After some deep soul searching and because he really liked the apartment and really wanted an excuse to spend more time in Argentina, my friend finally went back to the seller a third time and offered his full asking price. The seller countered with 110% of the asking price.
That may seem crazy, but it’s not uncommon. It’s happened to me several times in different countries.
Once when looking at some land in Panama, I sat down with the owners and made an offer based on the asking price quoted to me by their real estate agent. They immediately declined the offer and said the new asking price was 40% more than the original asking price. We left that meeting further apart than when we started.
After running some numbers, I made another offer that was less than the original asking price but more than my original offer. They declined. No counteroffer, just a simple “no,” and the meeting ended. A couple of weeks after that meeting, the sellers called my real estate agent asking when they could expect a new offer from me. I took that as a sign that they were finally interested in negotiating, so I returned to the table with yet another offer, higher but still below the original asking price.
At that meeting, they gave yet another no without countering and suggested that they were going to raise the asking price to an amount that was double their original asking price. I explained that we were never going to pay their original asking price let alone more and that that day’s offer was my final offer. We walked away again without making a deal.
For weeks, maybe months to follow, the sellers called my real estate agent asking when we were going to make our next offer. The real estate agent tried to explain that we were done. There would be no more offers. Eventually, the sellers stopped calling.
That property remained listed at double the asking price I’d initially responded to for more than a year without selling. The sellers eventually increased the price again, this time to triple the original asking price.
The logic these owners applied is one I’ve encountered often. It goes like this: “My property hasn’t sold since I listed it more than a year ago, but meanwhile property values in my area continue to increase. My property must be worth more, so I’ll increase the price.”
Generally, that logic doesn’t fly. A property that is overpriced to begin with isn’t going to gain more traction if you increase the price. Still, many people whose only asset is a piece of land can’t bear the thought of selling too cheaply so they end up not selling at all because they don’t really understand their own market.

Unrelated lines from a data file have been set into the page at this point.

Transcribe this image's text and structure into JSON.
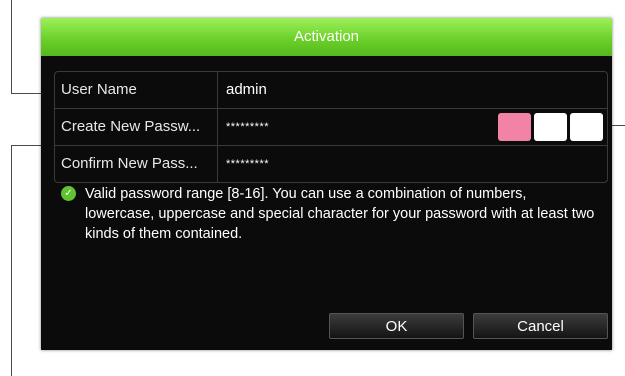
{
  "dialog": {
    "title": "Activation",
    "fields": {
      "username": {
        "label": "User Name",
        "value": "admin"
      },
      "create_password": {
        "label": "Create New Passw...",
        "value": "*********"
      },
      "confirm_password": {
        "label": "Confirm New Pass...",
        "value": "*********"
      }
    },
    "strength_colors": [
      "#f283a6",
      "#ffffff",
      "#ffffff"
    ],
    "note": "Valid password range [8-16]. You can use a combination of numbers, lowercase, uppercase and special character for your password with at least two kinds of them contained.",
    "ok_label": "OK",
    "cancel_label": "Cancel"
  },
  "colors": {
    "title_bar": "#6cd12a",
    "background": "#0b0b0b",
    "check": "#5fc233"
  }
}
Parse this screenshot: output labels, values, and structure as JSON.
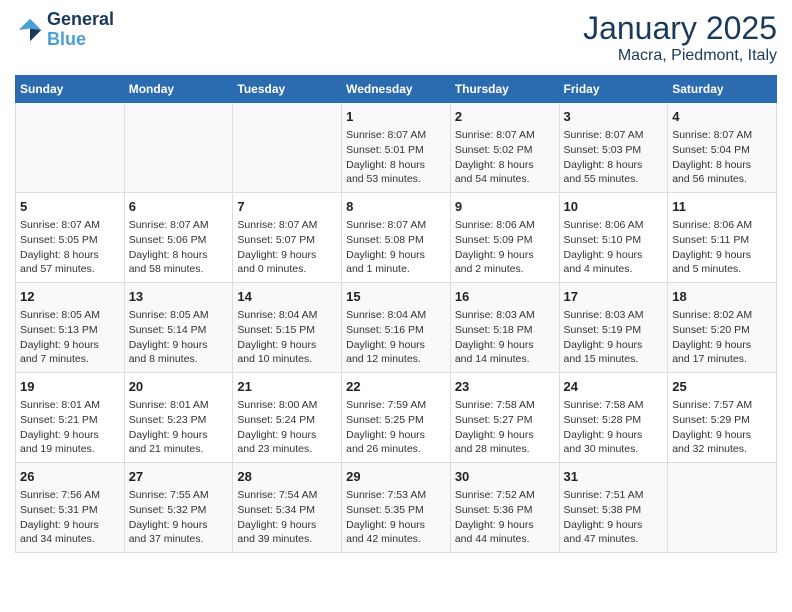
{
  "header": {
    "logo_line1": "General",
    "logo_line2": "Blue",
    "month": "January 2025",
    "location": "Macra, Piedmont, Italy"
  },
  "days_of_week": [
    "Sunday",
    "Monday",
    "Tuesday",
    "Wednesday",
    "Thursday",
    "Friday",
    "Saturday"
  ],
  "weeks": [
    [
      {
        "day": "",
        "content": ""
      },
      {
        "day": "",
        "content": ""
      },
      {
        "day": "",
        "content": ""
      },
      {
        "day": "1",
        "content": "Sunrise: 8:07 AM\nSunset: 5:01 PM\nDaylight: 8 hours\nand 53 minutes."
      },
      {
        "day": "2",
        "content": "Sunrise: 8:07 AM\nSunset: 5:02 PM\nDaylight: 8 hours\nand 54 minutes."
      },
      {
        "day": "3",
        "content": "Sunrise: 8:07 AM\nSunset: 5:03 PM\nDaylight: 8 hours\nand 55 minutes."
      },
      {
        "day": "4",
        "content": "Sunrise: 8:07 AM\nSunset: 5:04 PM\nDaylight: 8 hours\nand 56 minutes."
      }
    ],
    [
      {
        "day": "5",
        "content": "Sunrise: 8:07 AM\nSunset: 5:05 PM\nDaylight: 8 hours\nand 57 minutes."
      },
      {
        "day": "6",
        "content": "Sunrise: 8:07 AM\nSunset: 5:06 PM\nDaylight: 8 hours\nand 58 minutes."
      },
      {
        "day": "7",
        "content": "Sunrise: 8:07 AM\nSunset: 5:07 PM\nDaylight: 9 hours\nand 0 minutes."
      },
      {
        "day": "8",
        "content": "Sunrise: 8:07 AM\nSunset: 5:08 PM\nDaylight: 9 hours\nand 1 minute."
      },
      {
        "day": "9",
        "content": "Sunrise: 8:06 AM\nSunset: 5:09 PM\nDaylight: 9 hours\nand 2 minutes."
      },
      {
        "day": "10",
        "content": "Sunrise: 8:06 AM\nSunset: 5:10 PM\nDaylight: 9 hours\nand 4 minutes."
      },
      {
        "day": "11",
        "content": "Sunrise: 8:06 AM\nSunset: 5:11 PM\nDaylight: 9 hours\nand 5 minutes."
      }
    ],
    [
      {
        "day": "12",
        "content": "Sunrise: 8:05 AM\nSunset: 5:13 PM\nDaylight: 9 hours\nand 7 minutes."
      },
      {
        "day": "13",
        "content": "Sunrise: 8:05 AM\nSunset: 5:14 PM\nDaylight: 9 hours\nand 8 minutes."
      },
      {
        "day": "14",
        "content": "Sunrise: 8:04 AM\nSunset: 5:15 PM\nDaylight: 9 hours\nand 10 minutes."
      },
      {
        "day": "15",
        "content": "Sunrise: 8:04 AM\nSunset: 5:16 PM\nDaylight: 9 hours\nand 12 minutes."
      },
      {
        "day": "16",
        "content": "Sunrise: 8:03 AM\nSunset: 5:18 PM\nDaylight: 9 hours\nand 14 minutes."
      },
      {
        "day": "17",
        "content": "Sunrise: 8:03 AM\nSunset: 5:19 PM\nDaylight: 9 hours\nand 15 minutes."
      },
      {
        "day": "18",
        "content": "Sunrise: 8:02 AM\nSunset: 5:20 PM\nDaylight: 9 hours\nand 17 minutes."
      }
    ],
    [
      {
        "day": "19",
        "content": "Sunrise: 8:01 AM\nSunset: 5:21 PM\nDaylight: 9 hours\nand 19 minutes."
      },
      {
        "day": "20",
        "content": "Sunrise: 8:01 AM\nSunset: 5:23 PM\nDaylight: 9 hours\nand 21 minutes."
      },
      {
        "day": "21",
        "content": "Sunrise: 8:00 AM\nSunset: 5:24 PM\nDaylight: 9 hours\nand 23 minutes."
      },
      {
        "day": "22",
        "content": "Sunrise: 7:59 AM\nSunset: 5:25 PM\nDaylight: 9 hours\nand 26 minutes."
      },
      {
        "day": "23",
        "content": "Sunrise: 7:58 AM\nSunset: 5:27 PM\nDaylight: 9 hours\nand 28 minutes."
      },
      {
        "day": "24",
        "content": "Sunrise: 7:58 AM\nSunset: 5:28 PM\nDaylight: 9 hours\nand 30 minutes."
      },
      {
        "day": "25",
        "content": "Sunrise: 7:57 AM\nSunset: 5:29 PM\nDaylight: 9 hours\nand 32 minutes."
      }
    ],
    [
      {
        "day": "26",
        "content": "Sunrise: 7:56 AM\nSunset: 5:31 PM\nDaylight: 9 hours\nand 34 minutes."
      },
      {
        "day": "27",
        "content": "Sunrise: 7:55 AM\nSunset: 5:32 PM\nDaylight: 9 hours\nand 37 minutes."
      },
      {
        "day": "28",
        "content": "Sunrise: 7:54 AM\nSunset: 5:34 PM\nDaylight: 9 hours\nand 39 minutes."
      },
      {
        "day": "29",
        "content": "Sunrise: 7:53 AM\nSunset: 5:35 PM\nDaylight: 9 hours\nand 42 minutes."
      },
      {
        "day": "30",
        "content": "Sunrise: 7:52 AM\nSunset: 5:36 PM\nDaylight: 9 hours\nand 44 minutes."
      },
      {
        "day": "31",
        "content": "Sunrise: 7:51 AM\nSunset: 5:38 PM\nDaylight: 9 hours\nand 47 minutes."
      },
      {
        "day": "",
        "content": ""
      }
    ]
  ]
}
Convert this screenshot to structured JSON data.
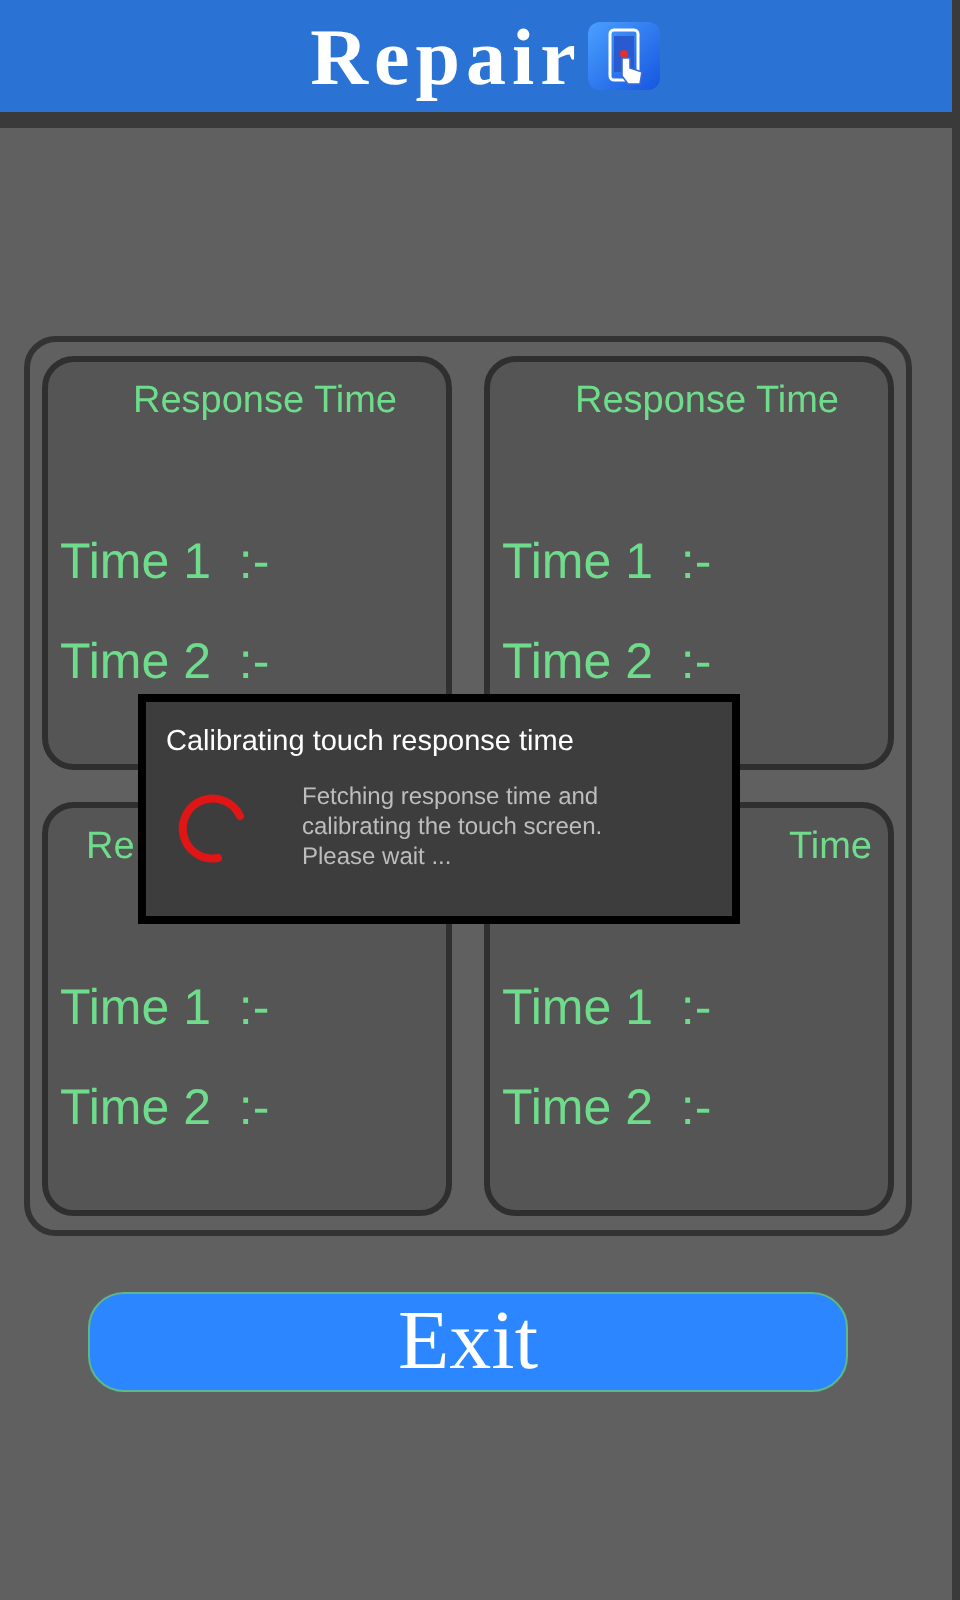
{
  "header": {
    "title": "Repair"
  },
  "cards": [
    {
      "title": "Response Time",
      "time_1": "Time 1  :-",
      "time_2": "Time 2  :-"
    },
    {
      "title": "Response Time",
      "time_1": "Time 1  :-",
      "time_2": "Time 2  :-"
    },
    {
      "title": "Re",
      "time_1": "Time 1  :-",
      "time_2": "Time 2  :-"
    },
    {
      "title": "Time",
      "time_1": "Time 1  :-",
      "time_2": "Time 2  :-"
    }
  ],
  "exit_button": {
    "label": "Exit"
  },
  "dialog": {
    "title": "Calibrating touch response time",
    "message": "Fetching response time and calibrating the touch screen. Please wait ..."
  }
}
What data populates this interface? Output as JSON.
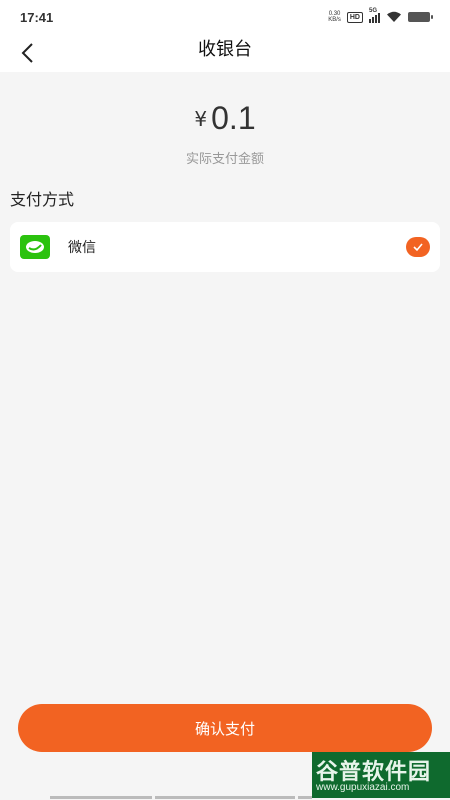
{
  "status_bar": {
    "time": "17:41",
    "net_speed_value": "0.30",
    "net_speed_unit": "KB/s",
    "hd": "HD",
    "network": "5G",
    "icons": [
      "hd-icon",
      "signal-icon",
      "wifi-icon",
      "battery-icon"
    ]
  },
  "nav": {
    "back_icon": "chevron-left-icon",
    "title": "收银台"
  },
  "payment": {
    "currency": "¥",
    "amount": "0.1",
    "amount_caption": "实际支付金额"
  },
  "methods": {
    "section_title": "支付方式",
    "items": [
      {
        "label": "微信",
        "icon": "wechat-icon",
        "selected": true
      }
    ]
  },
  "actions": {
    "confirm_label": "确认支付"
  },
  "watermark": {
    "brand": "谷普软件园",
    "url": "www.gupuxiazai.com"
  },
  "colors": {
    "accent": "#f26322",
    "wechat_green": "#2bc20e",
    "background": "#f5f5f5",
    "card": "#ffffff"
  }
}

I knew better after the first conversation with this seller than to continue negotiations. When a seller increases his price when you show interest, the best thing to do is walk away.
Of course, real estate prices do go up… just not, normally, during negotiations. Developers increase prices over time as infrastructure is installed and progress is made. You can’t expect to inquire about a project today and pay today’s prices when you come back to the developer in a year or two.
One prospective buyer at a project in Nicaragua that I managed years ago had received the original email detailing launch pricing, which included beachfront lots for US$25,000. He didn’t act, but he followed the project over the next several years, eventually writing in again to ask about current prices. When he saw that all the beachfront lots were gone and ocean-view lots were selling for US$75,000, his response was, “Well, it’s too late for me with this project.” He couldn’t bear the thought of paying more when he knew what the original pricing had been.
That perspective kept that investor from making money a second time.
As with any investment, you can’t judge the upside potential of a piece of real estate based on what that property sold for a couple of years ago. You have to analyze current prices in the current market and project appreciation from the current point, not from some past point. If the investment makes sense at current prices, then make it. The investment’s history isn’t relevant.
In the case of the Nicaragua beachfront lot, the investor didn’t buy when he first heard about the project because he determined there was too much risk. The project had just gotten under way, and no infrastructure had yet been installed. By the time the guy made his second inquiry, infrastructure was in place, and the project risk had been reduced significantly. At this point, though, all the investor could think about were the profits he’d missed out on. He seemed to have forgotten all about the early risk he had avoided.
Had he invested the second time he inquired about prices, he still would have made money, as prices continued to go up for the next couple of years as the developer made further progress. The potential rate of annualized appreciation was lower, but so was the level of risk. Bottom line, though, the project still had upside potential that this investor missed out on a second time.